──────── EXCERPTED RECORDS ────────

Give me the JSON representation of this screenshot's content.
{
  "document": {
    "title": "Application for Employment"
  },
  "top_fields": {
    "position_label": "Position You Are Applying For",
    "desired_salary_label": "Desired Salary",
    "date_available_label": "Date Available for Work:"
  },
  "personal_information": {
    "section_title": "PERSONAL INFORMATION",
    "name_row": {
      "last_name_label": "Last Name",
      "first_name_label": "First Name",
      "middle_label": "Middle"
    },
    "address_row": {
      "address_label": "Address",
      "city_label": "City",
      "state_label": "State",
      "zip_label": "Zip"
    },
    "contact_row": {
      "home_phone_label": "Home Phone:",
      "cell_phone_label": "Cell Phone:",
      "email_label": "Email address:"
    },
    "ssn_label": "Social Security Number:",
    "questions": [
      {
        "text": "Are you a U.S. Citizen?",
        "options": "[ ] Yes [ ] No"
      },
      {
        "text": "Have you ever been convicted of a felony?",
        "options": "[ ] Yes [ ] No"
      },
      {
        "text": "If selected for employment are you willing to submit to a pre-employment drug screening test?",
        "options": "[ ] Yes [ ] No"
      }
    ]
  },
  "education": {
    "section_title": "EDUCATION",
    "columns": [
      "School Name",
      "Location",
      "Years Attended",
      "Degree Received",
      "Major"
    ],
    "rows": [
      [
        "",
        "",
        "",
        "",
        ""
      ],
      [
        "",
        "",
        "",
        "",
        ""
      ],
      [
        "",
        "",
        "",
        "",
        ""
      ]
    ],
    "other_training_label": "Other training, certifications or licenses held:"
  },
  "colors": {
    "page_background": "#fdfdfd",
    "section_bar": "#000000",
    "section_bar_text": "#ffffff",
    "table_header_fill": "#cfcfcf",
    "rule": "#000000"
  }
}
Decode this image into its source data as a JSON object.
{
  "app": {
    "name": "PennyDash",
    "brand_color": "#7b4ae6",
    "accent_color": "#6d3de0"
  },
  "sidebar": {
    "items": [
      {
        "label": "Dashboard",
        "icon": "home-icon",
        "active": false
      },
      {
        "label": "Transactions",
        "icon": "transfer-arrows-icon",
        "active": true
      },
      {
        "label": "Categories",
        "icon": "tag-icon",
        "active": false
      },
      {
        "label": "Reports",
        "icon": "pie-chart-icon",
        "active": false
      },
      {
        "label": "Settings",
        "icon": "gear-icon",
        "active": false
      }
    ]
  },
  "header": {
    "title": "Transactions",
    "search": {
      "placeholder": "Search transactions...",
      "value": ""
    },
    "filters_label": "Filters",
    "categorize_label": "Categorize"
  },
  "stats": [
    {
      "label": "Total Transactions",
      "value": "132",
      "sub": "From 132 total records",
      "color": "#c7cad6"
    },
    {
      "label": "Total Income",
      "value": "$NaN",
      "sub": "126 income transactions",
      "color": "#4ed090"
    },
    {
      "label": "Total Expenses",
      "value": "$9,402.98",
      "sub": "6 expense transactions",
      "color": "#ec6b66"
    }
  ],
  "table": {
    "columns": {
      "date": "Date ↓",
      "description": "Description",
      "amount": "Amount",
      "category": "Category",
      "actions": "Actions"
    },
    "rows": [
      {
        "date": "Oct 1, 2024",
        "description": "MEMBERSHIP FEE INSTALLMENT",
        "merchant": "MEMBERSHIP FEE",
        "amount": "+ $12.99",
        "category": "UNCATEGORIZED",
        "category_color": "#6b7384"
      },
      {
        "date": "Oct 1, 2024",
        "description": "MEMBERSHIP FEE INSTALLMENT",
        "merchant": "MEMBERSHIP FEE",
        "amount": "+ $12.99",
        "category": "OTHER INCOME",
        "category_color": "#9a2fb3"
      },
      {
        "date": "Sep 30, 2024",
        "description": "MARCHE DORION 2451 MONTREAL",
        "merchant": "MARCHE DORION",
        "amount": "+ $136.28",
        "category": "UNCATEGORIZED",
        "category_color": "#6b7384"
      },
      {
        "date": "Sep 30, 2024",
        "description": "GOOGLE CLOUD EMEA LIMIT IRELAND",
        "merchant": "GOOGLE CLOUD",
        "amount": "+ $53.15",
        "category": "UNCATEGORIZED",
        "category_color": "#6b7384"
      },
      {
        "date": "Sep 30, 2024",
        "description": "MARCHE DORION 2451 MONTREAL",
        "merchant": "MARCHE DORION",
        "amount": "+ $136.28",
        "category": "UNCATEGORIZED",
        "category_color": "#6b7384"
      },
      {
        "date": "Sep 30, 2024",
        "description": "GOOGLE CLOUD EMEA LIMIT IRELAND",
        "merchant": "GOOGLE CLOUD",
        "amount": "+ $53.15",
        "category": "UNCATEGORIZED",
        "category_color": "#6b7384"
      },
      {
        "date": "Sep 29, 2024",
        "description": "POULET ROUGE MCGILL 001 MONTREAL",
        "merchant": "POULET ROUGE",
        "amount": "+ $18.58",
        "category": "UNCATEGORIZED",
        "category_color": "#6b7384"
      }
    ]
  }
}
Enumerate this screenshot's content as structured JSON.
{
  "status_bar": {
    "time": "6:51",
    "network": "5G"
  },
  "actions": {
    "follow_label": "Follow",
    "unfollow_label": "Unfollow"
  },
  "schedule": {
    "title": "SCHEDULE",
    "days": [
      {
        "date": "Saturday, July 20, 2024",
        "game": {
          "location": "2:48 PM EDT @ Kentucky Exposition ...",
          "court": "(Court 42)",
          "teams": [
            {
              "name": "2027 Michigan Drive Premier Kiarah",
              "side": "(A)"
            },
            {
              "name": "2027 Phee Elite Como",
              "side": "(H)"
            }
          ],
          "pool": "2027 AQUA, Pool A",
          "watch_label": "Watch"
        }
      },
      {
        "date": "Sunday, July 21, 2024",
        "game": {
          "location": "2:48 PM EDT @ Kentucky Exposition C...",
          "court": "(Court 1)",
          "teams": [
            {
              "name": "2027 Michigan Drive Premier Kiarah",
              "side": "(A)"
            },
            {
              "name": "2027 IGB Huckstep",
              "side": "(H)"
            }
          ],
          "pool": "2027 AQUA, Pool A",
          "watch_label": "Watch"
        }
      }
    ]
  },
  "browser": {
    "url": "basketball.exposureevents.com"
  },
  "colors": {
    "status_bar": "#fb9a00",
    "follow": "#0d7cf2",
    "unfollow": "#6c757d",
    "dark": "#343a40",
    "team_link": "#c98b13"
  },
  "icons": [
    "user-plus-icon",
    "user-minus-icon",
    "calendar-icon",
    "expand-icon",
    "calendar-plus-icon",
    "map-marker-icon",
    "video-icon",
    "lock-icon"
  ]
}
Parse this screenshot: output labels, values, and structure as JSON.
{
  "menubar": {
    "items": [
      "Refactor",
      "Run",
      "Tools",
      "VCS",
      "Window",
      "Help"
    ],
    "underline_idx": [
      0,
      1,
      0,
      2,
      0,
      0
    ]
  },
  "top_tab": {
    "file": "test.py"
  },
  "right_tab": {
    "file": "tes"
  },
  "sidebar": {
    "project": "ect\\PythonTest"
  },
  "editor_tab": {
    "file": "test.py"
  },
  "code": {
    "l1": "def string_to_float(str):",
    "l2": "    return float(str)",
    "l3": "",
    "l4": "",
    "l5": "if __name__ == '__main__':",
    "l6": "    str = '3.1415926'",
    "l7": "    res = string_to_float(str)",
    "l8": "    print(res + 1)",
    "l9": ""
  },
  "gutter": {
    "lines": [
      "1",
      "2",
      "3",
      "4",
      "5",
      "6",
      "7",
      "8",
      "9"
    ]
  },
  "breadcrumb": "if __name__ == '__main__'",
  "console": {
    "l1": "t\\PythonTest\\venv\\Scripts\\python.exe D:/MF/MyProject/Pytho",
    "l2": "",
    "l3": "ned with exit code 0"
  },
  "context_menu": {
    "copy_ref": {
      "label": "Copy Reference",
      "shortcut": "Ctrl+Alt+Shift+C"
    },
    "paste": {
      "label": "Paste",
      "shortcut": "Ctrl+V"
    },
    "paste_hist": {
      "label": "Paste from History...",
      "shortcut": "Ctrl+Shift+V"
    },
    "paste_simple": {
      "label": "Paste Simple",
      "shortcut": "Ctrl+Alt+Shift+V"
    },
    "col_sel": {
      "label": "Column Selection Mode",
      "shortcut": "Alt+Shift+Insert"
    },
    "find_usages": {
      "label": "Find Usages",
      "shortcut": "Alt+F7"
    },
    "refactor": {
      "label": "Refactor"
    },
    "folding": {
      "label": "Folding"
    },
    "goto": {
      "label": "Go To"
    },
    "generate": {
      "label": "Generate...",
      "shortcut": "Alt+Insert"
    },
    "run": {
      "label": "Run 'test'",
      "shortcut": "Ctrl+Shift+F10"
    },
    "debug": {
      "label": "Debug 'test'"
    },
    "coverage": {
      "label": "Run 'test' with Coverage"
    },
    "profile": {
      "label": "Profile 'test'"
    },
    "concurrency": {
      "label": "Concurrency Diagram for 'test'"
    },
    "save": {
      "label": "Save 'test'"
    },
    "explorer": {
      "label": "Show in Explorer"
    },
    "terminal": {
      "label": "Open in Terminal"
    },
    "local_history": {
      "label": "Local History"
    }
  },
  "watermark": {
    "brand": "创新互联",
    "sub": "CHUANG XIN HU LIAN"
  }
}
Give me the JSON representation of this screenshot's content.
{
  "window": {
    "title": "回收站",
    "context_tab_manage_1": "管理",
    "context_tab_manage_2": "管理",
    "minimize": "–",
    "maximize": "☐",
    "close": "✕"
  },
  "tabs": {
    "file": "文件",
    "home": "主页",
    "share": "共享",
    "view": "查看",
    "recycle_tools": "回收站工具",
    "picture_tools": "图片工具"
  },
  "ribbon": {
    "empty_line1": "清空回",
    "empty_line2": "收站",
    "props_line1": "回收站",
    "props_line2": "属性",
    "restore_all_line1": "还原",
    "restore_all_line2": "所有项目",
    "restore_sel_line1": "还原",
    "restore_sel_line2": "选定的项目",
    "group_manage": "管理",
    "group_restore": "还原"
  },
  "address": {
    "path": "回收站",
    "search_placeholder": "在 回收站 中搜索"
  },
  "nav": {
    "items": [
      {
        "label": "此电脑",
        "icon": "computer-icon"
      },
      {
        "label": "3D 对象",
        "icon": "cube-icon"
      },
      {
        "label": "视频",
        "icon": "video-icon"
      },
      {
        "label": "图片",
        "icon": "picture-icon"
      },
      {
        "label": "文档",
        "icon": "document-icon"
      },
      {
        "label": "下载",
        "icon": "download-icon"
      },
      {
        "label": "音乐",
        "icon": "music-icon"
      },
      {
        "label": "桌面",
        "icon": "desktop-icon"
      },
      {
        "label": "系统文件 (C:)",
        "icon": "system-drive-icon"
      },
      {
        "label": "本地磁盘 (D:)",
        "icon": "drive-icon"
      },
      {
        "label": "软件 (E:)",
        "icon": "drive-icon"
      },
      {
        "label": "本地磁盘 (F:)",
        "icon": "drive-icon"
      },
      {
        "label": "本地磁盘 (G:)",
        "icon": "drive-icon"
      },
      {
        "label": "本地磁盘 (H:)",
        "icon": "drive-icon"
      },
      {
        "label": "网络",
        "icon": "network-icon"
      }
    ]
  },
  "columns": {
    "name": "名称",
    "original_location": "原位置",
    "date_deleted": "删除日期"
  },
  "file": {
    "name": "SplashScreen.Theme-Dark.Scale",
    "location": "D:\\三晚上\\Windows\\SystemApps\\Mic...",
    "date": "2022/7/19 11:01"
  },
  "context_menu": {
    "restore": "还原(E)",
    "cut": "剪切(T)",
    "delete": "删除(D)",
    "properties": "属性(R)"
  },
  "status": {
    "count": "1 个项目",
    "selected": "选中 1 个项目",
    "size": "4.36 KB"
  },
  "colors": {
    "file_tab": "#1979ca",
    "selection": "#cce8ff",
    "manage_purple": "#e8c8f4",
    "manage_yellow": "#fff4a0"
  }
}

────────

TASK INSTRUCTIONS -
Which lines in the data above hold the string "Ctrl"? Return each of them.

ANSWER BOX -
      "shortcut": "Ctrl+Alt+Shift+C"
      "shortcut": "Ctrl+V"
      "shortcut": "Ctrl+Shift+V"
      "shortcut": "Ctrl+Alt+Shift+V"
      "shortcut": "Ctrl+Shift+F10"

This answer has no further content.